About this exercise:
Go through the records and extract every line with the word "website".
========================
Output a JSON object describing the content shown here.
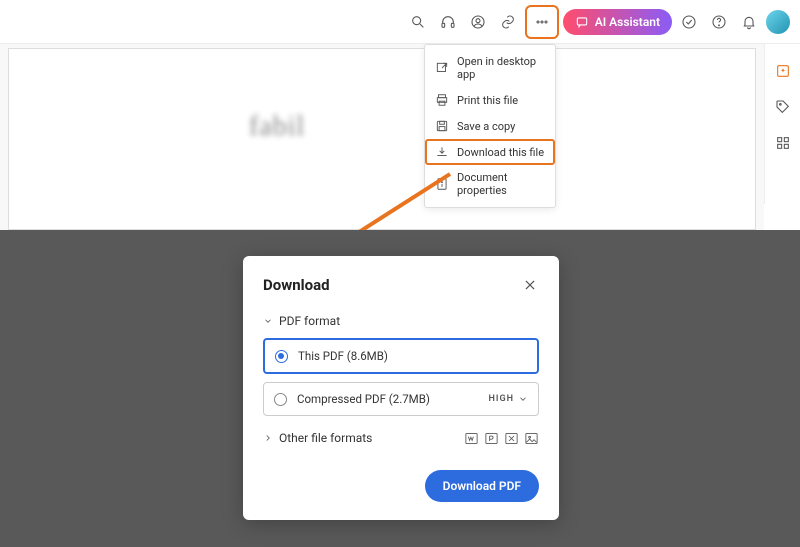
{
  "toolbar": {
    "ai_label": "AI Assistant"
  },
  "menu": {
    "open_desktop": "Open in desktop app",
    "print": "Print this file",
    "save_copy": "Save a copy",
    "download": "Download this file",
    "properties": "Document properties"
  },
  "dialog": {
    "title": "Download",
    "pdf_format_label": "PDF format",
    "this_pdf": "This PDF (8.6MB)",
    "compressed_pdf": "Compressed PDF (2.7MB)",
    "quality_label": "HIGH",
    "other_formats_label": "Other file formats",
    "download_button": "Download PDF"
  },
  "signature_text": "fabil"
}
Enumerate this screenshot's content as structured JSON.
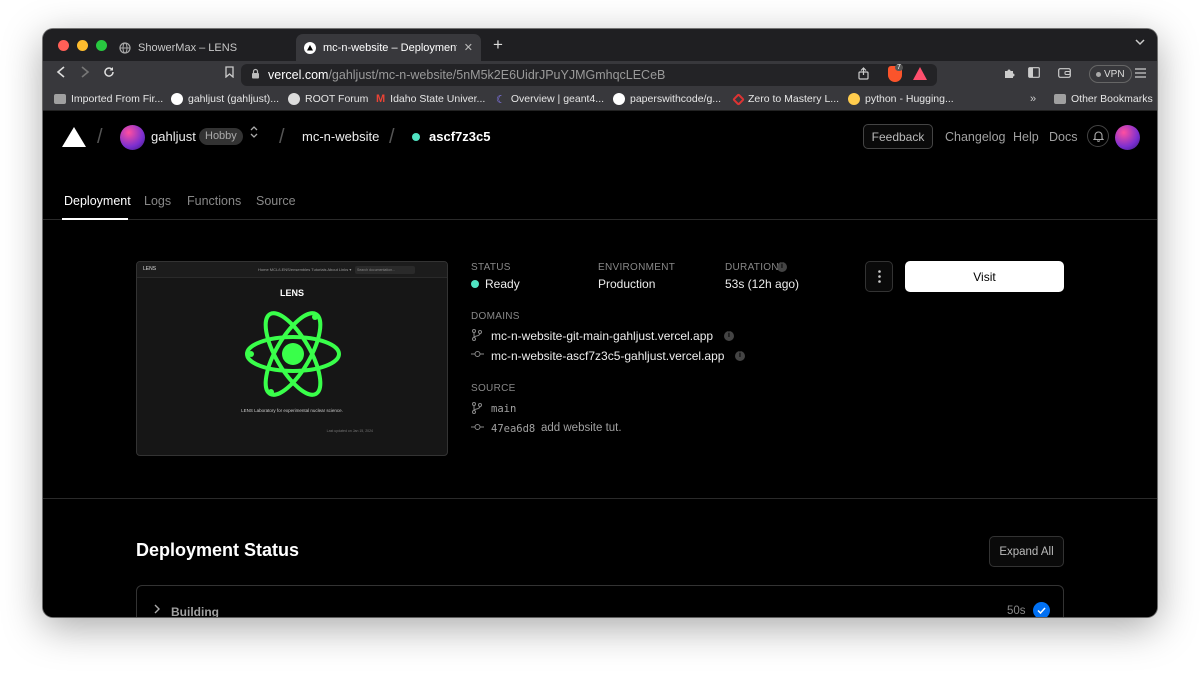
{
  "browser": {
    "tabs": [
      {
        "title": "ShowerMax – LENS",
        "favicon": "globe-icon",
        "active": false
      },
      {
        "title": "mc-n-website – Deployment Ov",
        "favicon": "vercel-icon",
        "active": true
      }
    ],
    "url": {
      "host": "vercel.com",
      "path": "/gahljust/mc-n-website/5nM5k2E6UidrJPuYJMGmhqcLECeB"
    },
    "brave_badge": "7",
    "vpn_label": "VPN",
    "bookmarks": [
      {
        "label": "Imported From Fir...",
        "icon": "folder-icon"
      },
      {
        "label": "gahljust (gahljust)...",
        "icon": "github-icon"
      },
      {
        "label": "ROOT Forum",
        "icon": "root-icon"
      },
      {
        "label": "Idaho State Univer...",
        "icon": "gmail-icon"
      },
      {
        "label": "Overview | geant4...",
        "icon": "geant-icon"
      },
      {
        "label": "paperswithcode/g...",
        "icon": "github-icon"
      },
      {
        "label": "Zero to Mastery L...",
        "icon": "ztm-icon"
      },
      {
        "label": "python - Hugging...",
        "icon": "huggingface-icon"
      }
    ],
    "bookmarks_more": "»",
    "other_bookmarks": "Other Bookmarks"
  },
  "vercel": {
    "team": "gahljust",
    "plan_badge": "Hobby",
    "project": "mc-n-website",
    "deployment_id": "ascf7z3c5",
    "feedback_label": "Feedback",
    "top_links": [
      "Changelog",
      "Help",
      "Docs"
    ],
    "subtabs": [
      "Deployment",
      "Logs",
      "Functions",
      "Source"
    ],
    "active_subtab": "Deployment",
    "preview": {
      "logo": "LENS",
      "nav_links": "Home   MCL/LENS/ensembles   Tutorials   About   Links  ▾",
      "search_placeholder": "Search documentation...",
      "title": "LENS",
      "tagline": "LENS Laboratory for experimental nuclear science.",
      "footer": "Last updated on Jan 15, 2024"
    },
    "status": {
      "label": "Status",
      "value": "Ready",
      "color": "#50e3c2"
    },
    "environment": {
      "label": "Environment",
      "value": "Production"
    },
    "duration": {
      "label": "Duration",
      "value": "53s (12h ago)"
    },
    "visit_label": "Visit",
    "domains_label": "Domains",
    "domains": [
      {
        "url": "mc-n-website-git-main-gahljust.vercel.app",
        "icon": "branch-icon"
      },
      {
        "url": "mc-n-website-ascf7z3c5-gahljust.vercel.app",
        "icon": "commit-icon"
      }
    ],
    "source_label": "Source",
    "source": {
      "branch": "main",
      "commit_hash": "47ea6d8",
      "commit_message": "add website tut."
    },
    "deployment_status_title": "Deployment Status",
    "expand_all_label": "Expand All",
    "build_step": {
      "label": "Building",
      "duration": "50s"
    }
  }
}
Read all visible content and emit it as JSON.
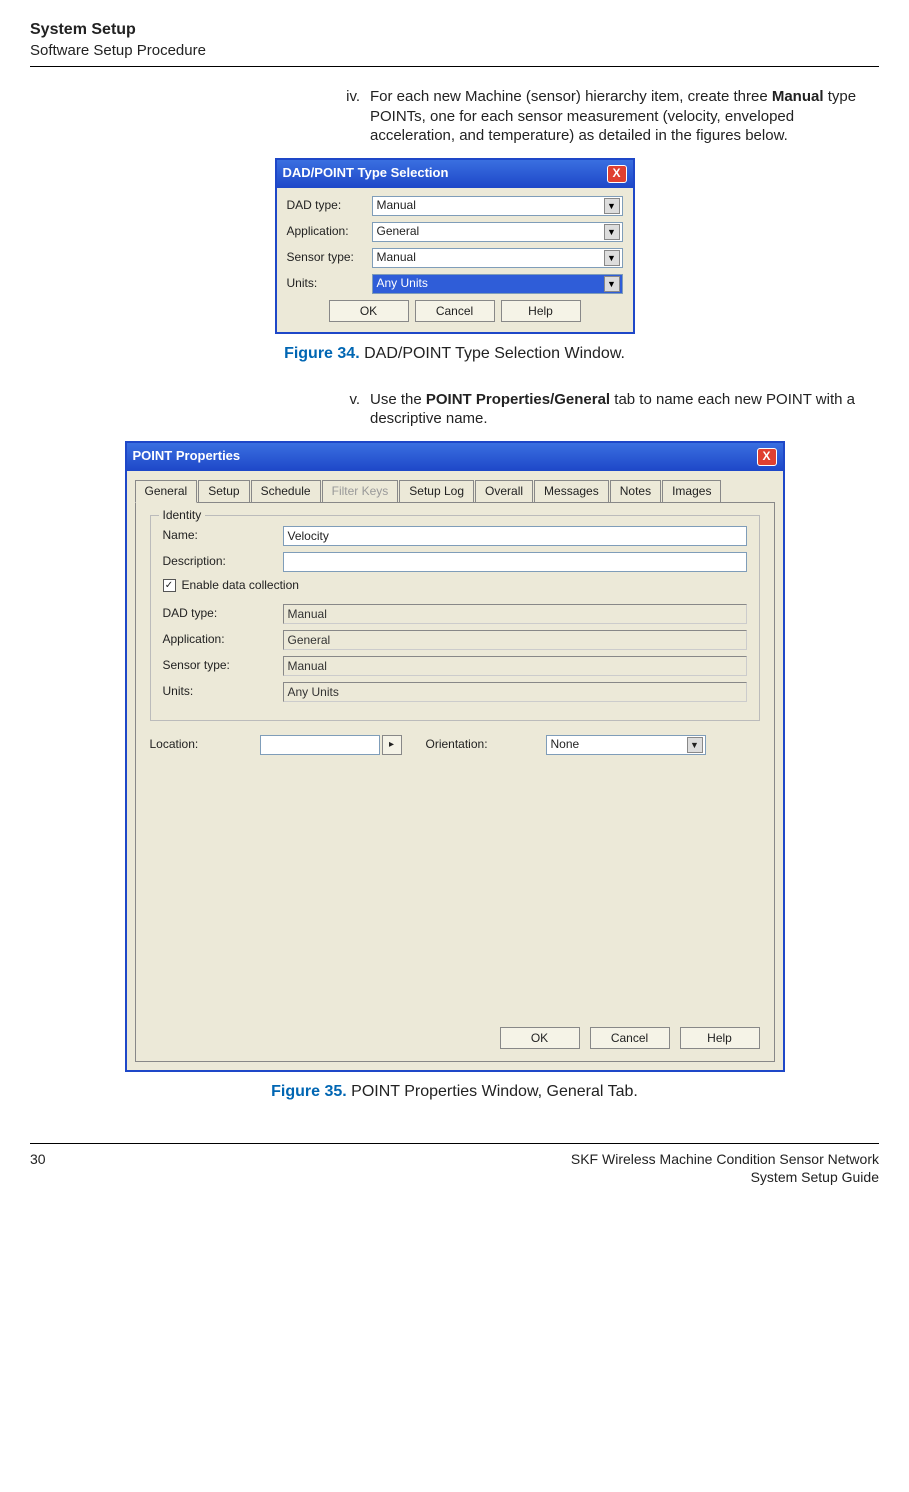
{
  "header": {
    "title": "System Setup",
    "subtitle": "Software Setup Procedure"
  },
  "step_iv": {
    "num": "iv.",
    "pre": "For each new Machine (sensor) hierarchy item, create three ",
    "bold": "Manual",
    "post": " type POINTs, one for each sensor measurement (velocity, enveloped acceleration, and temperature) as detailed in the figures below."
  },
  "dialog1": {
    "title": "DAD/POINT Type Selection",
    "close": "X",
    "rows": {
      "dad_label": "DAD type:",
      "dad_value": "Manual",
      "app_label": "Application:",
      "app_value": "General",
      "sensor_label": "Sensor type:",
      "sensor_value": "Manual",
      "units_label": "Units:",
      "units_value": "Any Units"
    },
    "buttons": {
      "ok": "OK",
      "cancel": "Cancel",
      "help": "Help"
    }
  },
  "figure34": {
    "label": "Figure 34.",
    "caption": " DAD/POINT Type Selection Window."
  },
  "step_v": {
    "num": "v.",
    "pre": "Use the ",
    "bold": "POINT Properties/General",
    "post": " tab to name each new POINT with a descriptive name."
  },
  "dialog2": {
    "title": "POINT Properties",
    "close": "X",
    "tabs": {
      "general": "General",
      "setup": "Setup",
      "schedule": "Schedule",
      "filterkeys": "Filter Keys",
      "setuplog": "Setup Log",
      "overall": "Overall",
      "messages": "Messages",
      "notes": "Notes",
      "images": "Images"
    },
    "identity_legend": "Identity",
    "name_label": "Name:",
    "name_value": "Velocity",
    "desc_label": "Description:",
    "desc_value": "",
    "enable_label": "Enable data collection",
    "enable_checked": "✓",
    "dad_label": "DAD type:",
    "dad_value": "Manual",
    "app_label": "Application:",
    "app_value": "General",
    "sensor_label": "Sensor type:",
    "sensor_value": "Manual",
    "units_label": "Units:",
    "units_value": "Any Units",
    "location_label": "Location:",
    "location_btn": "▸",
    "orientation_label": "Orientation:",
    "orientation_value": "None",
    "buttons": {
      "ok": "OK",
      "cancel": "Cancel",
      "help": "Help"
    }
  },
  "figure35": {
    "label": "Figure 35.",
    "caption": " POINT Properties Window, General Tab."
  },
  "footer": {
    "page": "30",
    "line1": "SKF Wireless Machine Condition Sensor Network",
    "line2": "System Setup Guide"
  }
}
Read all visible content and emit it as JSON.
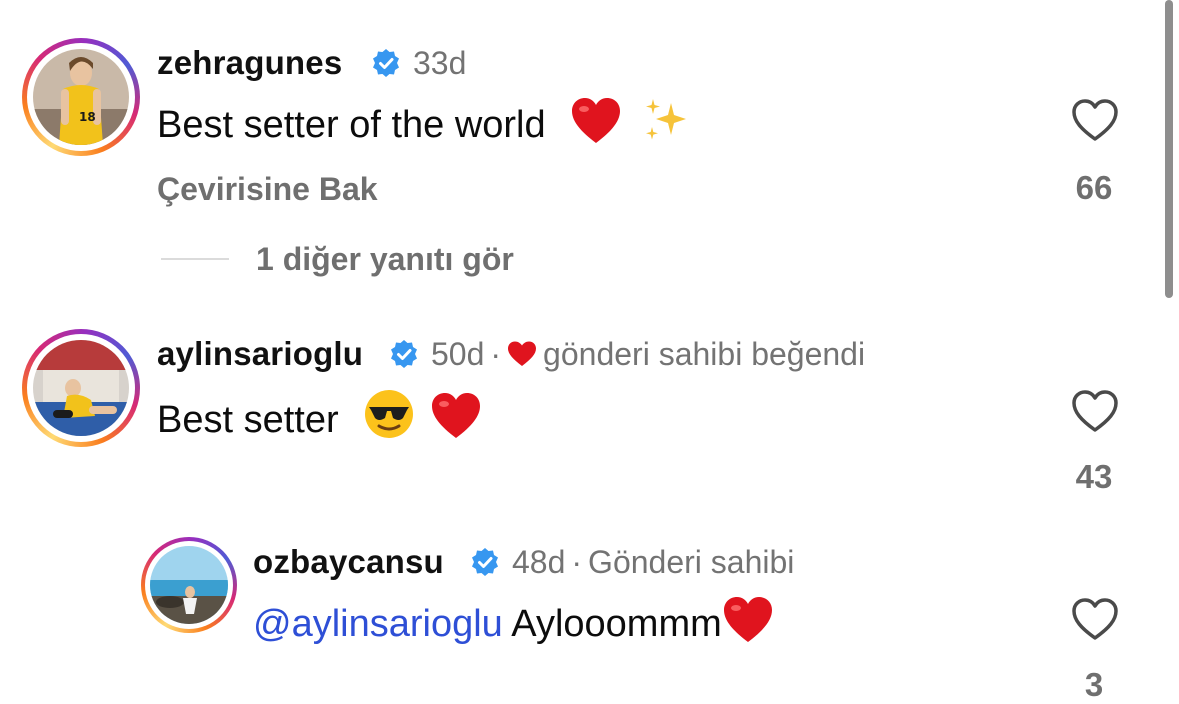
{
  "comments": [
    {
      "username": "zehragunes",
      "age": "33d",
      "text": "Best setter of the world",
      "emoji": [
        "heart-emoji",
        "sparkles-emoji"
      ],
      "translate_label": "Çevirisine Bak",
      "likes": "66",
      "view_replies": "1 diğer yanıtı gör"
    },
    {
      "username": "aylinsarioglu",
      "age": "50d",
      "separator": "·",
      "liked_by_author": "gönderi sahibi beğendi",
      "text": "Best setter",
      "emoji": [
        "sunglasses-emoji",
        "heart-emoji"
      ],
      "likes": "43"
    },
    {
      "username": "ozbaycansu",
      "age": "48d",
      "separator": "·",
      "author_badge": "Gönderi sahibi",
      "mention": "@aylinsarioglu",
      "text": "Aylooommm",
      "emoji": [
        "heart-emoji"
      ],
      "likes": "3"
    }
  ],
  "colors": {
    "verified_badge": "#3797f0",
    "mention": "#2e4fd6",
    "heart_emoji": "#e0141e",
    "secondary_text": "#737373"
  }
}
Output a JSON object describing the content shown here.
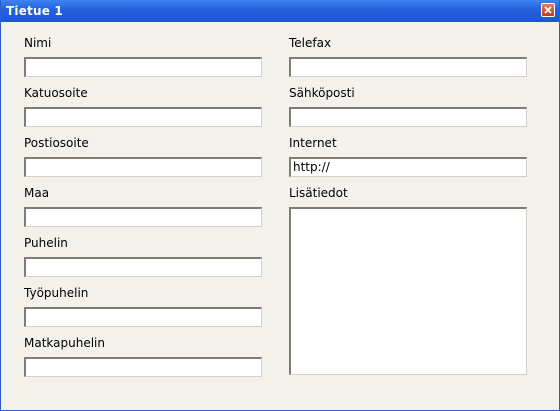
{
  "window": {
    "title": "Tietue 1"
  },
  "fields_left": [
    {
      "label": "Nimi",
      "value": ""
    },
    {
      "label": "Katuosoite",
      "value": ""
    },
    {
      "label": "Postiosoite",
      "value": ""
    },
    {
      "label": "Maa",
      "value": ""
    },
    {
      "label": "Puhelin",
      "value": ""
    },
    {
      "label": "Työpuhelin",
      "value": ""
    },
    {
      "label": "Matkapuhelin",
      "value": ""
    }
  ],
  "fields_right": [
    {
      "label": "Telefax",
      "value": ""
    },
    {
      "label": "Sähköposti",
      "value": ""
    },
    {
      "label": "Internet",
      "value": "http://"
    },
    {
      "label": "Lisätiedot",
      "value": ""
    }
  ],
  "icons": {
    "close": "close-icon"
  },
  "colors": {
    "titlebar": "#2563e0",
    "background": "#f3f1ec",
    "close_button": "#c4371e"
  }
}
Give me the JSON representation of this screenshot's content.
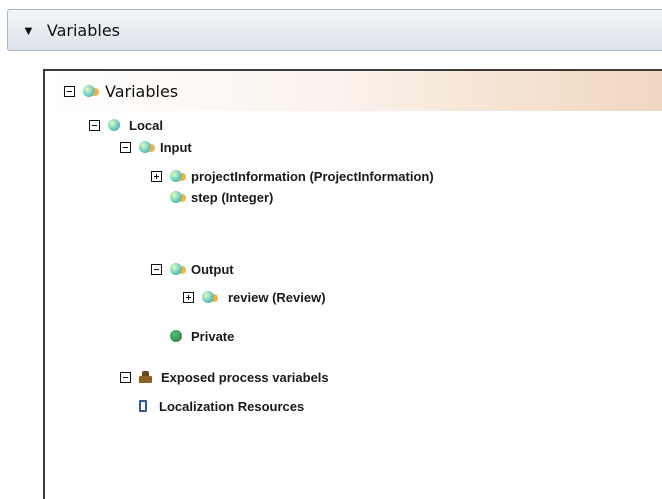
{
  "section": {
    "title": "Variables",
    "caret": "▼"
  },
  "tree": {
    "root": "Variables",
    "local": "Local",
    "input": "Input",
    "projectinformation": "projectInformation (ProjectInformation)",
    "step": "step (Integer)",
    "output": "Output",
    "review": "review (Review)",
    "private": "Private",
    "exposed": "Exposed process variabels",
    "localization": "Localization Resources"
  }
}
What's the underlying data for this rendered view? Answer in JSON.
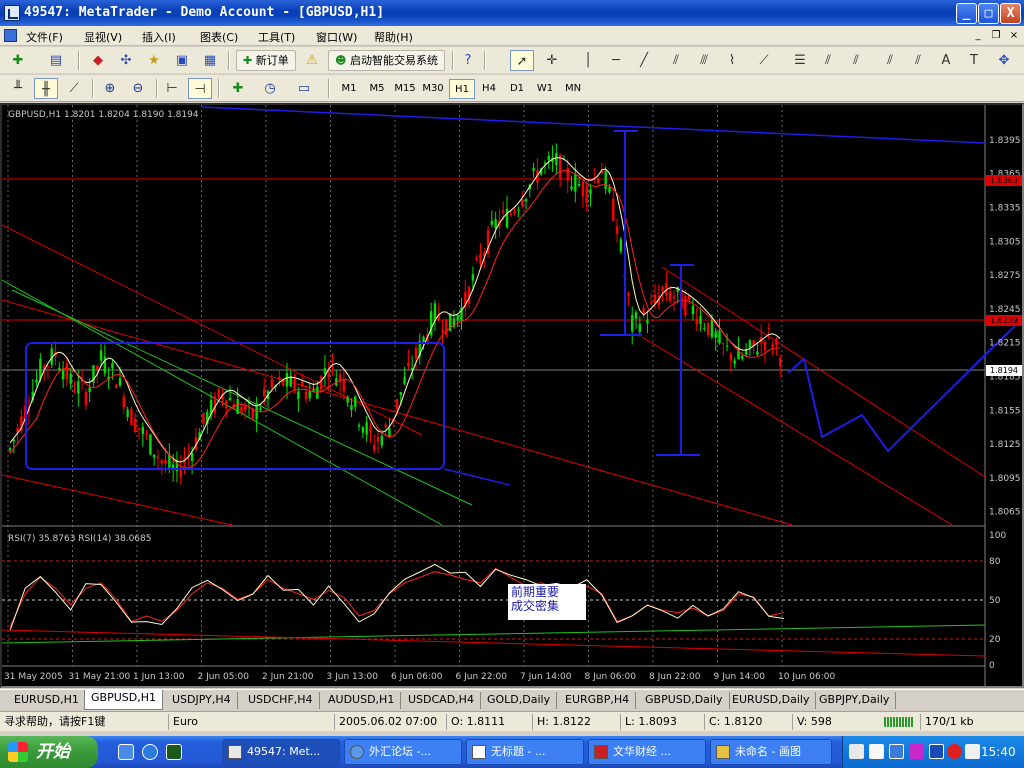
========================
Solution for this problem:
        "title": "mc-n-website – Deployment Ov",
      "path": "/gahljust/mc-n-website/5nM5k2E6UidrJPuYJMGmhqcLECeB"
    "project": "mc-n-website",
        "url": "mc-n-website-git-main-gahljust.vercel.app",
        "url": "mc-n-website-ascf7z3c5-gahljust.vercel.app",
      "commit_message": "add website tut."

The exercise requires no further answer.